Mr. Lacy said that he shared Mr. Zhukov’s desire to increase exchanges; that there are problems in the scientific field but that he thought we were about to overcome them. Mr. Lacy said he was particularly anxious to increase exchanges in the medical field and that the President was interested in this area. The United States side, did, however, have some difficulty in finding suitable people for these exchanges. A short time ago there had been a meeting at the White House5 to discuss the problems hindering a speed-up of this kind of exchange, Mr. Lacy said, and he believed the results would soon be seen.

Mr. Lacy said he was particularly interested in the Radio-TV exchanges which Mr. Zhukov and Mr. Allen had discussed on April 236 since these exchanges were the original proposals made by him to Ambassador Zarubin.

Mr. Zhukov subsequently returned to the subject of the Summit Meeting asking if the U.S. would have any proposals to put forward in [Page 62] the cultural field. Mr. Lacy replied that he knew of none and promised to let Ambassador Thompson know so that Zhukov could be informed. The latter said that the Soviet side would await U.S. initiative with interest. Mr. Zhukov also asked if Mr. Lacy had a list of persons in the cultural field who would accompany the President to the Soviet Union. Mr. Lacy replied in the negative saying he would cable the American Embassy in Moscow when he knew.


Mr. Zhukov stated that the better our two people live the more they can help others. If results can be achieved in the disarmament field the French idea of allocating a certain percentage of our budgets to helping under-developed countries can be considered. It is now a realistic prospect. We are gradually approaching the day when this will be possible because the heads of four great governments have established personal contacts. How to do it is the problem. In principle, agreement already exists.

Mr. Zhukov observed that 1960 will bring the second American summer in the U.S.S.R. with the President’s visit, visiting artists, showing of U.S. films and a large number of tourists. He said that new auto tours and camping trips had been arranged for for tourists and that the Soviets are now building motels. The Soviets would try to send more tourists to the U.S. but the main problem was money, the cost for a 12-day trip being 6500 rubles. Mr. Zhukov claimed that the Soviets have no administrative restrictions on their tourists going abroad and that when an agreement is signed for direct air flights it may be easier for these tourists to come to the U.S. He then returned to the idea (which he had put forth during the exchange negotiations in Moscow in November, 1959) that a more advantageous rate of exchange for Soviet tourists could be arranged, perhaps by some of the U.S. tourist agencies establishing special rates. Mr. Lacy thought that in any case American tourist agencies would be able to reduce the costs. He then informed Mr. Zhukov of our message to Moscow7 stating that we were ready to begin negotiations on direct air flights in the near future.

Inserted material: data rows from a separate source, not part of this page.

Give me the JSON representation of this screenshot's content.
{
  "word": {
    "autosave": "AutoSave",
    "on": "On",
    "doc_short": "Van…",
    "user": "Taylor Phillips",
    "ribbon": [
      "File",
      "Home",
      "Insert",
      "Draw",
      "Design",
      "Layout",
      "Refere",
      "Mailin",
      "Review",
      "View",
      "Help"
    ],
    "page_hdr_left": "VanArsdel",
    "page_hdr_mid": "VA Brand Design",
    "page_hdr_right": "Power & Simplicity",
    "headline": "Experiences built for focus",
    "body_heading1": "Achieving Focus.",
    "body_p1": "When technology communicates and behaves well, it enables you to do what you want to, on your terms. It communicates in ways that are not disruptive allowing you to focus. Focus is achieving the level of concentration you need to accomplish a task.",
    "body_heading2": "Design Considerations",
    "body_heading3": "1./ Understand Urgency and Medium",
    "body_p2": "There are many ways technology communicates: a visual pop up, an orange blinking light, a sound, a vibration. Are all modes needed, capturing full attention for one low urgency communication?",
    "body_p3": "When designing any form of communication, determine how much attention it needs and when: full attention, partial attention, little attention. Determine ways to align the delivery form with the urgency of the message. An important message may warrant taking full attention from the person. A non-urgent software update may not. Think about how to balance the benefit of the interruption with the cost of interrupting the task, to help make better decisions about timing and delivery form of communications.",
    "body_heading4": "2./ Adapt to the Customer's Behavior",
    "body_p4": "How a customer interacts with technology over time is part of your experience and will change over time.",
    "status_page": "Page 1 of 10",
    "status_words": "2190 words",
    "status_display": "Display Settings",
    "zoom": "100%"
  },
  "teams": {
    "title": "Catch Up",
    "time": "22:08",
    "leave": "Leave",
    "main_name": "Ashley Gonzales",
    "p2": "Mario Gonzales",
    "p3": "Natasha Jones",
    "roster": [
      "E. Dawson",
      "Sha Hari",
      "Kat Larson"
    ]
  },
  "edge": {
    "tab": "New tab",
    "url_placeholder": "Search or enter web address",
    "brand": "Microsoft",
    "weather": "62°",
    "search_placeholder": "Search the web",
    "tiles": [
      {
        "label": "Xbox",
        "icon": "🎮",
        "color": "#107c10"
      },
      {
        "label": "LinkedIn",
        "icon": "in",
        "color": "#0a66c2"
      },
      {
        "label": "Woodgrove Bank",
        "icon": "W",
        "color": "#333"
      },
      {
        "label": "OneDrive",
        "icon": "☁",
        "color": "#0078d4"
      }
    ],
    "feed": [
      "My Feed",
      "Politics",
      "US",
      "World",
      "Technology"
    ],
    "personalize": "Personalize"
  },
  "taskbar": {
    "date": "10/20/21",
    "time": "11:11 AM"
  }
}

As he left, Mr. Zhukov said he hoped he would meet Mr. Lacy at the Summit Meeting or in Moscow with President Eisenhower.

  1. Source: Department of State, Central Files, 511.61/4–2560. Official Use Only. Drafted by O’Neill and cleared by Davis in draft.
  2. President Eisenhower was intending to visit the Soviet Union in June.
  3. A memorandum of this conversation is in Department of State, Central Files, 511.61/4–2560.
  4. Not found in Department of State files.
  5. The meeting of the Heads of Government of the United States, France, the United Kingdom, and the Soviet Union was scheduled to begin in Paris in May 16.
  6. This meeting has not been further identified.
  7. A memorandum of this conversation is in Department of state, Central Files, 511.61/4–2360.
  8. Not further identified.